Where does the word "icon" occur in the material? Copy each line that has it.

> **Source material**
*****

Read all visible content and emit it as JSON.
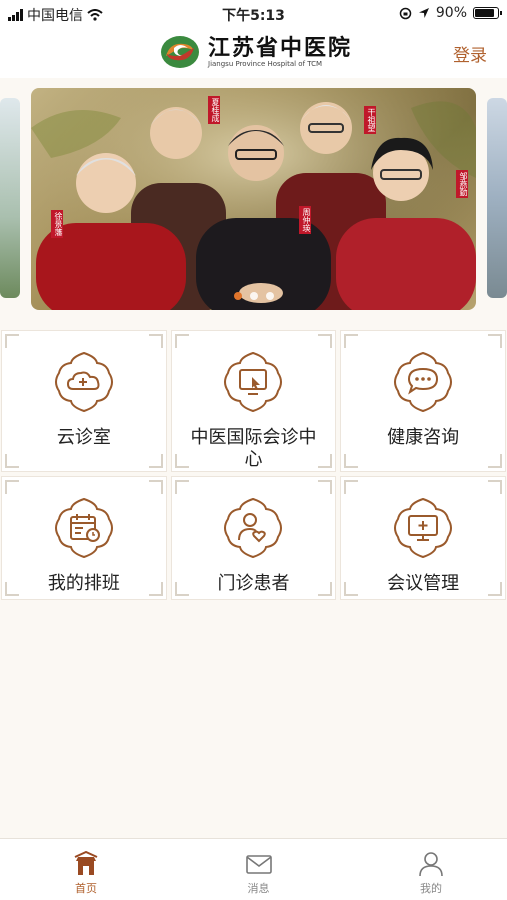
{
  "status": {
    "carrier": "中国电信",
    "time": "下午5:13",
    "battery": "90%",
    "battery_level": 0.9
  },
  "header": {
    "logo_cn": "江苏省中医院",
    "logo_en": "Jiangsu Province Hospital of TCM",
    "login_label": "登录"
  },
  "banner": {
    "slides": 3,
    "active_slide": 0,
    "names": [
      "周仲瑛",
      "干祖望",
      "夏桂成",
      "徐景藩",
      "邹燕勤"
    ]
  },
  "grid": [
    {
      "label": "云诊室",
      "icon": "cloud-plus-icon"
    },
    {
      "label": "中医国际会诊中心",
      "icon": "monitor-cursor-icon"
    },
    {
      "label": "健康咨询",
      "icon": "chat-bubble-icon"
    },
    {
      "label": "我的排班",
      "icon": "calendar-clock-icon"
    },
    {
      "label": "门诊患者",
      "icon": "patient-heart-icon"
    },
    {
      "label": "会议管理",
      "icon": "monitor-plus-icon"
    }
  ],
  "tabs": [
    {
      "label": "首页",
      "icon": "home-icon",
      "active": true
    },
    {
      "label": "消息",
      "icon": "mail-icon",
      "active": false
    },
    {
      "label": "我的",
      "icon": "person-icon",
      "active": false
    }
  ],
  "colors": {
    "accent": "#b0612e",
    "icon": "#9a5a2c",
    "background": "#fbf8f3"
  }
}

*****

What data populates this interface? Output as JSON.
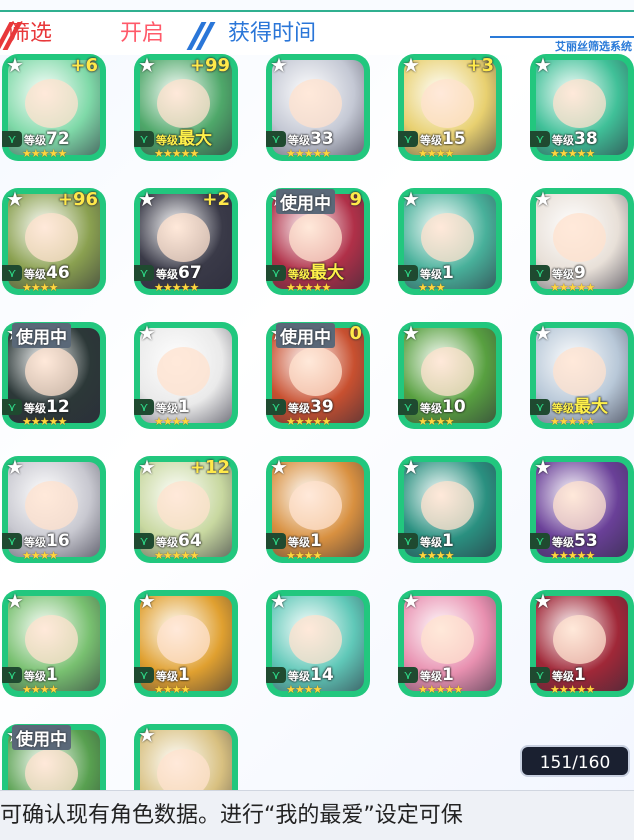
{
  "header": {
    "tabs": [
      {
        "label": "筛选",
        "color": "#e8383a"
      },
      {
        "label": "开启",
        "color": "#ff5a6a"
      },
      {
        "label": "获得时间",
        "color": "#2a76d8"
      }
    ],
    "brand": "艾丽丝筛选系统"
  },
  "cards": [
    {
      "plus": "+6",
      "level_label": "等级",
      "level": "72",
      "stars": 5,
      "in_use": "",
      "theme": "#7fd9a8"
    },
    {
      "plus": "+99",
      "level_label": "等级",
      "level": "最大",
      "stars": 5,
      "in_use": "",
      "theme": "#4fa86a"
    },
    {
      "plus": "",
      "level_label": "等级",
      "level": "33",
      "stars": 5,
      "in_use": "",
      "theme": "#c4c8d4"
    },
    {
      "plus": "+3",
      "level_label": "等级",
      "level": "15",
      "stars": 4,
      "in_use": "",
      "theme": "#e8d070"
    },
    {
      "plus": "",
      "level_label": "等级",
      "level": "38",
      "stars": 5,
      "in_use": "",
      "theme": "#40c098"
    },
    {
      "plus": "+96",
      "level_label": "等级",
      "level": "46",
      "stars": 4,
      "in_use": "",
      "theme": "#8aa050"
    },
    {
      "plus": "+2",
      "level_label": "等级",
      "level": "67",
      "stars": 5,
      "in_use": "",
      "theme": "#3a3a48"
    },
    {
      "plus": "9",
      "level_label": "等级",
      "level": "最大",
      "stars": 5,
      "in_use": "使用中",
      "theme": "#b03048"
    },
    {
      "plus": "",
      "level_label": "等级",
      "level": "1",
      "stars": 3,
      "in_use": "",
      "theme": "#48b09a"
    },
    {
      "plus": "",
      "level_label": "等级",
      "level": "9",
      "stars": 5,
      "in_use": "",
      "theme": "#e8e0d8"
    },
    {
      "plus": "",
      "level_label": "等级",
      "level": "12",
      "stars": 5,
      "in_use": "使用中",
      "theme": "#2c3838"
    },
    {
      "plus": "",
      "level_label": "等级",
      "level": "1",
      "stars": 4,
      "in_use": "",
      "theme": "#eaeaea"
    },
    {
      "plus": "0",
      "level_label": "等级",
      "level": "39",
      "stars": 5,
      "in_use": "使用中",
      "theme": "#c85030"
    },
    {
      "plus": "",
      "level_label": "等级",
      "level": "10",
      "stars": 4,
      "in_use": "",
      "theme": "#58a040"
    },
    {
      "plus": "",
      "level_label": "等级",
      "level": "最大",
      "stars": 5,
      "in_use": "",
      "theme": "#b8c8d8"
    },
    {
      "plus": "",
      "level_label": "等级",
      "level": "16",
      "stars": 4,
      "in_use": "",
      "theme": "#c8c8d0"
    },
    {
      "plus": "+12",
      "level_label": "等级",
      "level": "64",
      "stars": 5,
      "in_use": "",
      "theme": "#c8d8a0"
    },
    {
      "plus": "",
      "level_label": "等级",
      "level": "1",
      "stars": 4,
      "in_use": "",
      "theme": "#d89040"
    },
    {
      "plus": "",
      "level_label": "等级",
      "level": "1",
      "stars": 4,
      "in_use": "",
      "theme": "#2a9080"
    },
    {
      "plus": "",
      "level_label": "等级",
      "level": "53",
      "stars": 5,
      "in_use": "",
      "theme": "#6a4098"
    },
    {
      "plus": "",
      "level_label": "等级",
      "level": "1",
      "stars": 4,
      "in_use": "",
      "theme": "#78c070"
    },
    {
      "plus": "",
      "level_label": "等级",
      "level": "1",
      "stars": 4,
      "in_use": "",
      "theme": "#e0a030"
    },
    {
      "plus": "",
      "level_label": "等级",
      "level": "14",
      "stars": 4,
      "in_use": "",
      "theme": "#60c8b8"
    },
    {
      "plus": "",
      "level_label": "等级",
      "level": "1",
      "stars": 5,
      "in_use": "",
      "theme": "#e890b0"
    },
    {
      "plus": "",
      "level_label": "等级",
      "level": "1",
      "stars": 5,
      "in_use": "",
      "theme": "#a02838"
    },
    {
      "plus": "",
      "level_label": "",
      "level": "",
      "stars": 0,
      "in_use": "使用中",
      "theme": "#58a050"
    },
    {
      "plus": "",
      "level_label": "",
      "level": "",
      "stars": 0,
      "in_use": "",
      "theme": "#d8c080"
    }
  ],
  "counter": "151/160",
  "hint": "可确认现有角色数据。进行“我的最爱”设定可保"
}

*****

> **Response to this task**
      "icon": "cloud-plus-icon"
      "icon": "monitor-cursor-icon"
      "icon": "chat-bubble-icon"
      "icon": "calendar-clock-icon"
      "icon": "patient-heart-icon"
      "icon": "monitor-plus-icon"
      "icon": "home-icon",
      "icon": "mail-icon",
      "icon": "person-icon",
    "icon": "#9a5a2c",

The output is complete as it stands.